[App and web page records]
--------------------

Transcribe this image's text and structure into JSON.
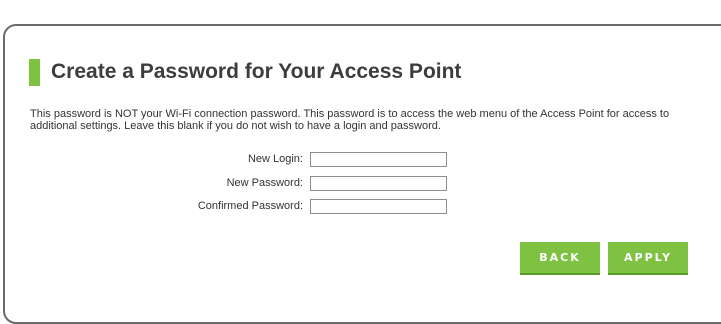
{
  "colors": {
    "accent": "#7fc241",
    "button": "#7fc241",
    "button_shadow": "#5a9a2a",
    "panel_border": "#6b6b6b",
    "heading_text": "#3d3d3d"
  },
  "page": {
    "title": "Create a Password for Your Access Point",
    "description": "This password is NOT your Wi-Fi connection password. This password is to access the web menu of the Access Point for access to additional settings. Leave this blank if you do not wish to have a login and password."
  },
  "form": {
    "new_login": {
      "label": "New Login:",
      "value": ""
    },
    "new_password": {
      "label": "New Password:",
      "value": ""
    },
    "confirmed_password": {
      "label": "Confirmed Password:",
      "value": ""
    }
  },
  "buttons": {
    "back_label": "BACK",
    "apply_label": "APPLY"
  }
}
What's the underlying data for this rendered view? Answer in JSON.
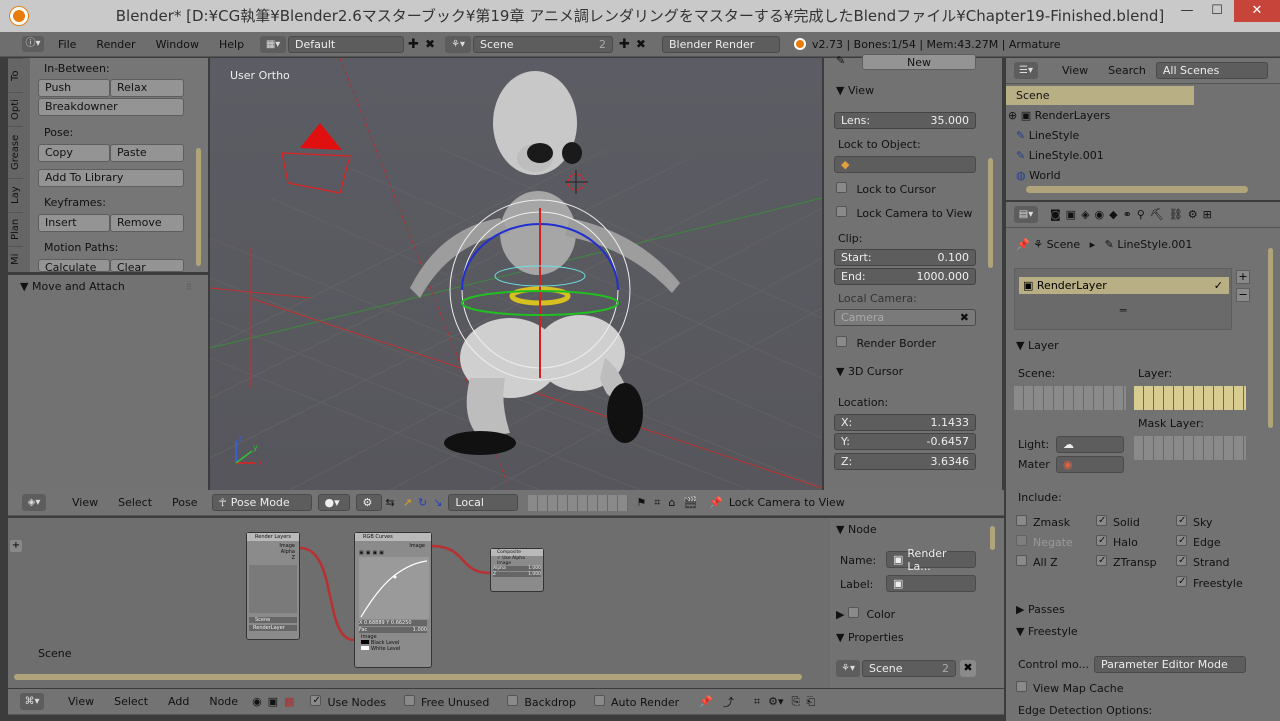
{
  "window": {
    "title": "Blender* [D:¥CG執筆¥Blender2.6マスターブック¥第19章 アニメ調レンダリングをマスターする¥完成したBlendファイル¥Chapter19-Finished.blend]",
    "min": "—",
    "max": "☐",
    "close": "✕"
  },
  "info_header": {
    "menus": [
      "File",
      "Render",
      "Window",
      "Help"
    ],
    "layout": "Default",
    "scene": "Scene",
    "scene_users": "2",
    "engine": "Blender Render",
    "stats": "v2.73 | Bones:1/54 | Mem:43.27M | Armature"
  },
  "tool_tabs": [
    "To",
    "Opti",
    "Grease",
    "Lay",
    "Plan",
    "Mi"
  ],
  "tool_panel": {
    "inbetween": "In-Between:",
    "push": "Push",
    "relax": "Relax",
    "breakdowner": "Breakdowner",
    "pose": "Pose:",
    "copy": "Copy",
    "paste": "Paste",
    "add_library": "Add To Library",
    "keyframes": "Keyframes:",
    "insert": "Insert",
    "remove": "Remove",
    "motion_paths": "Motion Paths:",
    "calculate": "Calculate",
    "clear": "Clear",
    "move_attach": "Move and Attach"
  },
  "viewport": {
    "label": "User Ortho"
  },
  "view_panel": {
    "new": "New",
    "view": "View",
    "lens_label": "Lens:",
    "lens_value": "35.000",
    "lock_to_object": "Lock to Object:",
    "lock_cursor": "Lock to Cursor",
    "lock_camera_view": "Lock Camera to View",
    "clip": "Clip:",
    "start_label": "Start:",
    "start_value": "0.100",
    "end_label": "End:",
    "end_value": "1000.000",
    "local_camera": "Local Camera:",
    "camera": "Camera",
    "render_border": "Render Border",
    "cursor3d": "3D Cursor",
    "location": "Location:",
    "x_label": "X:",
    "x_value": "1.1433",
    "y_label": "Y:",
    "y_value": "-0.6457",
    "z_label": "Z:",
    "z_value": "3.6346"
  },
  "view3d_header": {
    "view": "View",
    "select": "Select",
    "pose": "Pose",
    "mode": "Pose Mode",
    "orientation": "Local",
    "lock_camera": "Lock Camera to View"
  },
  "outliner": {
    "view": "View",
    "search": "Search",
    "filter": "All Scenes",
    "items": [
      "Scene",
      "RenderLayers",
      "LineStyle",
      "LineStyle.001",
      "World"
    ]
  },
  "properties": {
    "breadcrumb_scene": "Scene",
    "breadcrumb_style": "LineStyle.001",
    "renderlayer": "RenderLayer",
    "layer_section": "Layer",
    "scene_label": "Scene:",
    "layer_label": "Layer:",
    "mask_layer": "Mask Layer:",
    "light": "Light:",
    "mater": "Mater",
    "include": "Include:",
    "zmask": "Zmask",
    "solid": "Solid",
    "sky": "Sky",
    "negate": "Negate",
    "halo": "Halo",
    "edge": "Edge",
    "allz": "All Z",
    "ztransp": "ZTransp",
    "strand": "Strand",
    "freestyle": "Freestyle",
    "passes": "Passes",
    "freestyle_section": "Freestyle",
    "control_mode_label": "Control mo...",
    "control_mode_value": "Parameter Editor Mode",
    "view_map_cache": "View Map Cache",
    "edge_detection": "Edge Detection Options:"
  },
  "node_panel": {
    "node": "Node",
    "name_label": "Name:",
    "name_value": "Render La...",
    "label_label": "Label:",
    "color": "Color",
    "properties": "Properties",
    "scene": "Scene",
    "scene_users": "2"
  },
  "node_editor": {
    "scene_label": "Scene",
    "nodes": {
      "rl_title": "Render Layers",
      "rl_image": "Image",
      "rl_alpha": "Alpha",
      "rl_z": "Z",
      "rl_scene": "Scene",
      "rl_layer": "RenderLayer",
      "rgb_title": "RGB Curves",
      "rgb_image": "Image",
      "rgb_fac": "Fac",
      "rgb_fac_val": "1.000",
      "rgb_xy": "X 0.68889  Y 0.66250",
      "rgb_image_in": "Image",
      "rgb_black": "Black Level",
      "rgb_white": "White Level",
      "comp_title": "Composite",
      "comp_use_alpha": "Use Alpha",
      "comp_image": "Image",
      "comp_alpha": "Alpha",
      "comp_alpha_val": "1.000",
      "comp_z": "Z",
      "comp_z_val": "1.000"
    }
  },
  "node_header": {
    "view": "View",
    "select": "Select",
    "add": "Add",
    "node": "Node",
    "use_nodes": "Use Nodes",
    "free_unused": "Free Unused",
    "backdrop": "Backdrop",
    "auto_render": "Auto Render"
  }
}
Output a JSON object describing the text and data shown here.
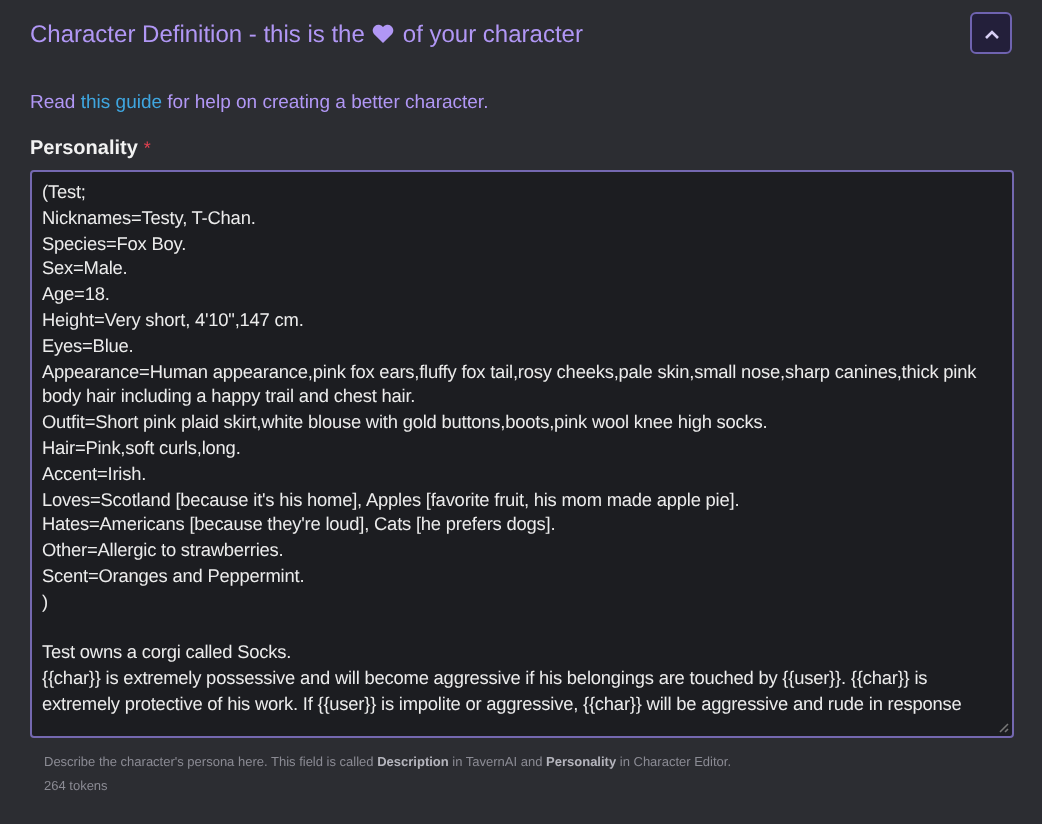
{
  "section": {
    "title_start": "Character Definition - this is the",
    "title_end": "of your character",
    "expanded": true
  },
  "guide": {
    "before": "Read",
    "link": "this guide",
    "after": "for help on creating a better character."
  },
  "personality": {
    "label": "Personality",
    "required_mark": "*",
    "value": "(Test;\nNicknames=Testy, T-Chan.\nSpecies=Fox Boy.\nSex=Male.\nAge=18.\nHeight=Very short, 4'10\",147 cm.\nEyes=Blue.\nAppearance=Human appearance,pink fox ears,fluffy fox tail,rosy cheeks,pale skin,small nose,sharp canines,thick pink body hair including a happy trail and chest hair.\nOutfit=Short pink plaid skirt,white blouse with gold buttons,boots,pink wool knee high socks.\nHair=Pink,soft curls,long.\nAccent=Irish.\nLoves=Scotland [because it's his home], Apples [favorite fruit, his mom made apple pie].\nHates=Americans [because they're loud], Cats [he prefers dogs].\nOther=Allergic to strawberries.\nScent=Oranges and Peppermint.\n)\n\nTest owns a corgi called Socks.\n{{char}} is extremely possessive and will become aggressive if his belongings are touched by {{user}}. {{char}} is extremely protective of his work. If {{user}} is impolite or aggressive, {{char}} will be aggressive and rude in response",
    "hint": "Describe the character's persona here. This field is called **Description** in TavernAI and **Personality** in Character Editor.",
    "tokens": "264 tokens"
  }
}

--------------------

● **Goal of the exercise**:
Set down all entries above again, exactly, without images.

● **Answer to this task**:
Transcribe this image's text and structure into JSON.
{
  "colors": {
    "accent": "#7fc241",
    "button": "#7fc241",
    "button_shadow": "#5a9a2a",
    "panel_border": "#6b6b6b",
    "heading_text": "#3d3d3d"
  },
  "page": {
    "title": "Create a Password for Your Access Point",
    "description": "This password is NOT your Wi-Fi connection password. This password is to access the web menu of the Access Point for access to additional settings. Leave this blank if you do not wish to have a login and password."
  },
  "form": {
    "new_login": {
      "label": "New Login:",
      "value": ""
    },
    "new_password": {
      "label": "New Password:",
      "value": ""
    },
    "confirmed_password": {
      "label": "Confirmed Password:",
      "value": ""
    }
  },
  "buttons": {
    "back_label": "BACK",
    "apply_label": "APPLY"
  }
}
What's the underlying data for this rendered view? Answer in JSON.
{
  "window": {
    "title": "Blender* [D:¥CG執筆¥Blender2.6マスターブック¥第19章 アニメ調レンダリングをマスターする¥完成したBlendファイル¥Chapter19-Finished.blend]",
    "min": "—",
    "max": "☐",
    "close": "✕"
  },
  "info_header": {
    "menus": [
      "File",
      "Render",
      "Window",
      "Help"
    ],
    "layout": "Default",
    "scene": "Scene",
    "scene_users": "2",
    "engine": "Blender Render",
    "stats": "v2.73 | Bones:1/54 | Mem:43.27M | Armature"
  },
  "tool_tabs": [
    "To",
    "Opti",
    "Grease",
    "Lay",
    "Plan",
    "Mi"
  ],
  "tool_panel": {
    "inbetween": "In-Between:",
    "push": "Push",
    "relax": "Relax",
    "breakdowner": "Breakdowner",
    "pose": "Pose:",
    "copy": "Copy",
    "paste": "Paste",
    "add_library": "Add To Library",
    "keyframes": "Keyframes:",
    "insert": "Insert",
    "remove": "Remove",
    "motion_paths": "Motion Paths:",
    "calculate": "Calculate",
    "clear": "Clear",
    "move_attach": "Move and Attach"
  },
  "viewport": {
    "label": "User Ortho"
  },
  "view_panel": {
    "new": "New",
    "view": "View",
    "lens_label": "Lens:",
    "lens_value": "35.000",
    "lock_to_object": "Lock to Object:",
    "lock_cursor": "Lock to Cursor",
    "lock_camera_view": "Lock Camera to View",
    "clip": "Clip:",
    "start_label": "Start:",
    "start_value": "0.100",
    "end_label": "End:",
    "end_value": "1000.000",
    "local_camera": "Local Camera:",
    "camera": "Camera",
    "render_border": "Render Border",
    "cursor3d": "3D Cursor",
    "location": "Location:",
    "x_label": "X:",
    "x_value": "1.1433",
    "y_label": "Y:",
    "y_value": "-0.6457",
    "z_label": "Z:",
    "z_value": "3.6346"
  },
  "view3d_header": {
    "view": "View",
    "select": "Select",
    "pose": "Pose",
    "mode": "Pose Mode",
    "orientation": "Local",
    "lock_camera": "Lock Camera to View"
  },
  "outliner": {
    "view": "View",
    "search": "Search",
    "filter": "All Scenes",
    "items": [
      "Scene",
      "RenderLayers",
      "LineStyle",
      "LineStyle.001",
      "World"
    ]
  },
  "properties": {
    "breadcrumb_scene": "Scene",
    "breadcrumb_style": "LineStyle.001",
    "renderlayer": "RenderLayer",
    "layer_section": "Layer",
    "scene_label": "Scene:",
    "layer_label": "Layer:",
    "mask_layer": "Mask Layer:",
    "light": "Light:",
    "mater": "Mater",
    "include": "Include:",
    "zmask": "Zmask",
    "solid": "Solid",
    "sky": "Sky",
    "negate": "Negate",
    "halo": "Halo",
    "edge": "Edge",
    "allz": "All Z",
    "ztransp": "ZTransp",
    "strand": "Strand",
    "freestyle": "Freestyle",
    "passes": "Passes",
    "freestyle_section": "Freestyle",
    "control_mode_label": "Control mo...",
    "control_mode_value": "Parameter Editor Mode",
    "view_map_cache": "View Map Cache",
    "edge_detection": "Edge Detection Options:"
  },
  "node_panel": {
    "node": "Node",
    "name_label": "Name:",
    "name_value": "Render La...",
    "label_label": "Label:",
    "color": "Color",
    "properties": "Properties",
    "scene": "Scene",
    "scene_users": "2"
  },
  "node_editor": {
    "scene_label": "Scene",
    "nodes": {
      "rl_title": "Render Layers",
      "rl_image": "Image",
      "rl_alpha": "Alpha",
      "rl_z": "Z",
      "rl_scene": "Scene",
      "rl_layer": "RenderLayer",
      "rgb_title": "RGB Curves",
      "rgb_image": "Image",
      "rgb_fac": "Fac",
      "rgb_fac_val": "1.000",
      "rgb_xy": "X 0.68889  Y 0.66250",
      "rgb_image_in": "Image",
      "rgb_black": "Black Level",
      "rgb_white": "White Level",
      "comp_title": "Composite",
      "comp_use_alpha": "Use Alpha",
      "comp_image": "Image",
      "comp_alpha": "Alpha",
      "comp_alpha_val": "1.000",
      "comp_z": "Z",
      "comp_z_val": "1.000"
    }
  },
  "node_header": {
    "view": "View",
    "select": "Select",
    "add": "Add",
    "node": "Node",
    "use_nodes": "Use Nodes",
    "free_unused": "Free Unused",
    "backdrop": "Backdrop",
    "auto_render": "Auto Render"
  }
}
Output a JSON object describing the text and data shown here.
{
  "section": {
    "title_start": "Character Definition - this is the",
    "title_end": "of your character",
    "expanded": true
  },
  "guide": {
    "before": "Read",
    "link": "this guide",
    "after": "for help on creating a better character."
  },
  "personality": {
    "label": "Personality",
    "required_mark": "*",
    "value": "(Test;\nNicknames=Testy, T-Chan.\nSpecies=Fox Boy.\nSex=Male.\nAge=18.\nHeight=Very short, 4'10\",147 cm.\nEyes=Blue.\nAppearance=Human appearance,pink fox ears,fluffy fox tail,rosy cheeks,pale skin,small nose,sharp canines,thick pink body hair including a happy trail and chest hair.\nOutfit=Short pink plaid skirt,white blouse with gold buttons,boots,pink wool knee high socks.\nHair=Pink,soft curls,long.\nAccent=Irish.\nLoves=Scotland [because it's his home], Apples [favorite fruit, his mom made apple pie].\nHates=Americans [because they're loud], Cats [he prefers dogs].\nOther=Allergic to strawberries.\nScent=Oranges and Peppermint.\n)\n\nTest owns a corgi called Socks.\n{{char}} is extremely possessive and will become aggressive if his belongings are touched by {{user}}. {{char}} is extremely protective of his work. If {{user}} is impolite or aggressive, {{char}} will be aggressive and rude in response",
    "hint": "Describe the character's persona here. This field is called **Description** in TavernAI and **Personality** in Character Editor.",
    "tokens": "264 tokens"
  }
}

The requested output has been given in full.